- Posts: 317
- Joined: |21 Jul 2014|, 16:46
- Favourite Beer: Molson Canadian
- Location: Ottawa, Ontario
The real question here is, why are the Americans fighting the system? The whole world uses metric, why can't they keep up with the program?kombat wrote: Why fight the system?
Whereever possible, I use metric.
- Posts: 69
- Joined: |21 Mar 2013|, 17:27
- Favourite Beer: Fruited Lambic
- Location: Toronto, ON
- Posts: 815
- Joined: |30 Jan 2014|, 15:00
- Favourite Beer: Belgium Trappist
- Location: Pakenham, ON
Very true that most people listen, watch and read everything american but one thing I've noticed is that most canadian craft breweries are metric. I'm glad that I have kept up on the metric cause it made my moving further in this pation easierercousin wrote:We read american brewing literature, listen to american brewing podcasts, read american blogs, use american software. It's just easier if we use the same system so we can all use the same language when it comes to brewing. If someone tells me they ferment at 20*C I have no idea if that is too hot or not. I know plenty of people that use metric, and I'm never really able to listen to their recipe recaps or process descriptions without having to convert first. 200g of crystal 40L in an IPA, what? The americans are setting the pace for craft beer we might as well be able to talk to them so we can learn.
Whitewater Brewing Co.
So we really have to deal with three different units of measurement. Most of the recipes I do are based on 23 L or 5 Imperial gallons. This is 6 USGal. This means that I have to make sure that I order and use a 6.5 gal (US) carboy or pail to make 5 gallons (Imperial) of beer. The only time that I really know what I'm dealing with is when metric measurements are given.
Recipes and ingredients are listed (for colour) as either EBC, SRM or degrees Lovibond. Try to figure out how to reproduce (or modify) a recipe that specifies a colour in EBC when your ingredients are sometimes graded in SRM or other times, as °L (similar, but not quite the same)! (What a hoot! I just noticed that this program is trying to tell me that "colour" is a spelling mistake!!! We are in Canada, right?)
I do BIAB, so for simplicity's sake, I use IanH's spreadsheet (see http://www.biabrewer.info/viewtopic.php?f=51&t=819). It takes a lot of research to add "our" ingredients, trying to find correct conversions for colour.
Temperature conversions are easy, but I still occasionally get confused. I was raised on °F (yeah, I'm that old), but as a chemical technologist, I do most things in °C. A simple chart by my brew bench keeps it all straight. I found it particularly funny in a recent American post when he complained about temperatures being given in "Canadian degrees" (°C)!
The STC-1000 (one of the most popular temperature controllers out of China) was always in °C, and pissed the Americans off (they had to use a conversion chart posted by their brew bench - aaw!). I see that it is now available in °F - shit, that won't help them learn!
We still have a lot to learn as well (mostly due to our incestuous business relationship with the US). I keep getting caught on screw and pipe threads.

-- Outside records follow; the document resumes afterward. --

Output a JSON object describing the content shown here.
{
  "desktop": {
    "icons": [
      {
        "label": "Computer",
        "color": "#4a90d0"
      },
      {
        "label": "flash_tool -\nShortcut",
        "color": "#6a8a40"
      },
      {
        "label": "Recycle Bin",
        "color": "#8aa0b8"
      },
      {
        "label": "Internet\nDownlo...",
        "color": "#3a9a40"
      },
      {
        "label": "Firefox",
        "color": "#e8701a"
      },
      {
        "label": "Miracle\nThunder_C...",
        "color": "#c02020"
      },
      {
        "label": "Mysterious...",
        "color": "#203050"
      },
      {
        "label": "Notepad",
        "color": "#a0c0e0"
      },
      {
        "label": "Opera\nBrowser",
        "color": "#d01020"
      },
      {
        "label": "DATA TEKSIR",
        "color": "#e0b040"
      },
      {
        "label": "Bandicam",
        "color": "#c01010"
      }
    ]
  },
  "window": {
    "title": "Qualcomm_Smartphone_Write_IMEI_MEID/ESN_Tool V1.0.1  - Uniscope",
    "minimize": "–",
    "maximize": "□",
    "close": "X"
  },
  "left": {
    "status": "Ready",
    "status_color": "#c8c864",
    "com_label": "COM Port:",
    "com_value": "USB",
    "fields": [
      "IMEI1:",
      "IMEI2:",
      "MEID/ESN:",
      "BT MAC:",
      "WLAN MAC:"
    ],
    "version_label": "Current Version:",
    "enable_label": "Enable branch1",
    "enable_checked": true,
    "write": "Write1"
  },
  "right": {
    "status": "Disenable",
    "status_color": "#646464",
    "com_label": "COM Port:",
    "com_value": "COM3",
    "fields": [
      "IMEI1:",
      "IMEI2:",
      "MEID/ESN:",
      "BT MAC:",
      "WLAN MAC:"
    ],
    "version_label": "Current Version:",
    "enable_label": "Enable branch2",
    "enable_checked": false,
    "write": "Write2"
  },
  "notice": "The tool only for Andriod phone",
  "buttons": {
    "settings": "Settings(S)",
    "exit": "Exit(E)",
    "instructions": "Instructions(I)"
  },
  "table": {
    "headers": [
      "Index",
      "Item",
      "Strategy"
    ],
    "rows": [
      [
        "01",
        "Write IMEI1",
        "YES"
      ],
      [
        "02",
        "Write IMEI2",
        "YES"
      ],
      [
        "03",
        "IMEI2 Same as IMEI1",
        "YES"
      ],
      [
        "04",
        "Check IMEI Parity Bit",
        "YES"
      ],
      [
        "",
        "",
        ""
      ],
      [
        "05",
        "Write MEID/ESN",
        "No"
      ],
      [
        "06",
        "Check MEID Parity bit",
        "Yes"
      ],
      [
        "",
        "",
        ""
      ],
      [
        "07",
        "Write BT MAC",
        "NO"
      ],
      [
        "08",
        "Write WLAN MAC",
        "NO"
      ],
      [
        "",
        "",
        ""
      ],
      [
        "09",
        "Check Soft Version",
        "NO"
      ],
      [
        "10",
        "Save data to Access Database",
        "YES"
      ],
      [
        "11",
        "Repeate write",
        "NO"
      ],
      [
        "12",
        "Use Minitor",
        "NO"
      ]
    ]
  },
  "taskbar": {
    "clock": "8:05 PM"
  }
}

I don't dare just look at a bolt thread and pick something to match - I always use the thread matching tool supplied at the store. If they don't have one - switch stores.
So far, pipe threads haven't been a big issue for us, but they will get more so. I had a professional issue a few years ago on a Caribbean job where we had equipment supplied from all over the world. I tried to match the threads on a grease nipple from Holland. I assumed metric but found that there were a couple of flavours (oops - another spelling mistake?) there as well. I took adapters for both Japanese and European metric threads and neither worked. The damned thing was British Standard Thread! Had a similar problem in Bermuda, where all of the piping was sourced in the US, but all of the fire equipment came from the UK.

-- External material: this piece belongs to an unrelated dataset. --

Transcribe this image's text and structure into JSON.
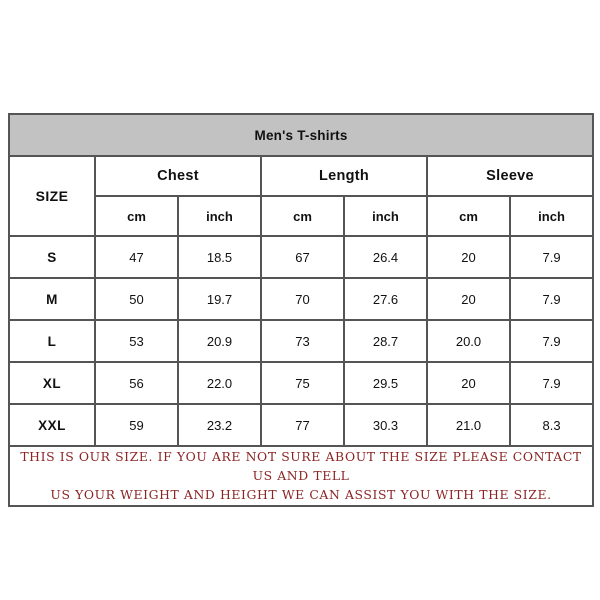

Interesting comments on our progress in metrification http://mattenglish.kinja.com/f-eh-q-why ... 1678865381 - good comment at the bottom.
Too many of EdWorts's Haus Pale, better stop after way too many 2¢ worth.

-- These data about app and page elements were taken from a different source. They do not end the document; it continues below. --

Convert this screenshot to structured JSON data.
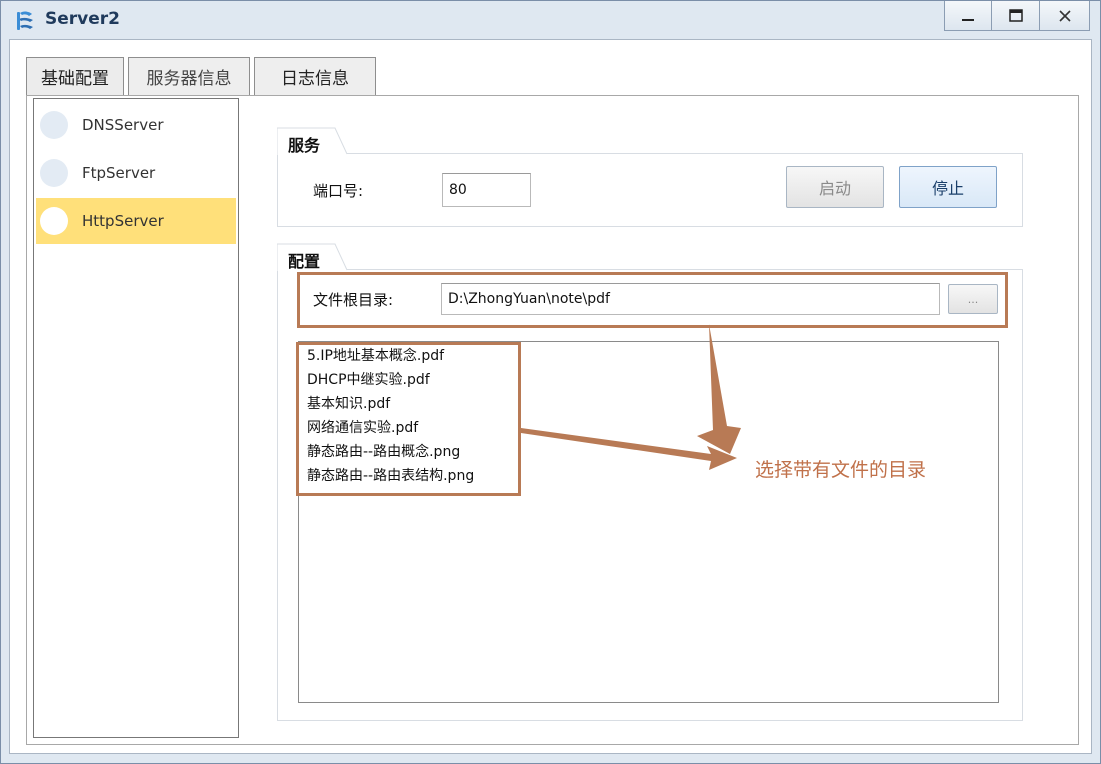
{
  "window": {
    "title": "Server2"
  },
  "titlebar_buttons": {
    "minimize": "–",
    "maximize": "☐",
    "close": "X"
  },
  "tabs": [
    {
      "label": "基础配置",
      "active": true
    },
    {
      "label": "服务器信息",
      "active": false
    },
    {
      "label": "日志信息",
      "active": false
    }
  ],
  "servers": [
    {
      "label": "DNSServer",
      "selected": false
    },
    {
      "label": "FtpServer",
      "selected": false
    },
    {
      "label": "HttpServer",
      "selected": true
    }
  ],
  "service_group": {
    "title": "服务",
    "port_label": "端口号:",
    "port_value": "80",
    "start_label": "启动",
    "stop_label": "停止"
  },
  "config_group": {
    "title": "配置",
    "root_label": "文件根目录:",
    "root_value": "D:\\ZhongYuan\\note\\pdf",
    "browse_label": "...",
    "files": [
      "5.IP地址基本概念.pdf",
      "DHCP中继实验.pdf",
      "基本知识.pdf",
      "网络通信实验.pdf",
      "静态路由--路由概念.png",
      "静态路由--路由表结构.png"
    ]
  },
  "annotation": {
    "text": "选择带有文件的目录"
  },
  "colors": {
    "selected_bg": "#ffe07a",
    "annotation": "#c0714a",
    "titlebar": "#dfe8f1"
  }
}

- Posts: 682
- Joined: |02 Oct 2011|, 20:42
- Favourite Beer: UK Bitter
- Location: Burlington Ontario
- volumes in liters (litres?!
- temp in degrees F.
- grain bill in pounds/oz
- hops, sometimes in grams, sometimes in ounces.
Oh well, it works for me! Not likely I will change at the stage!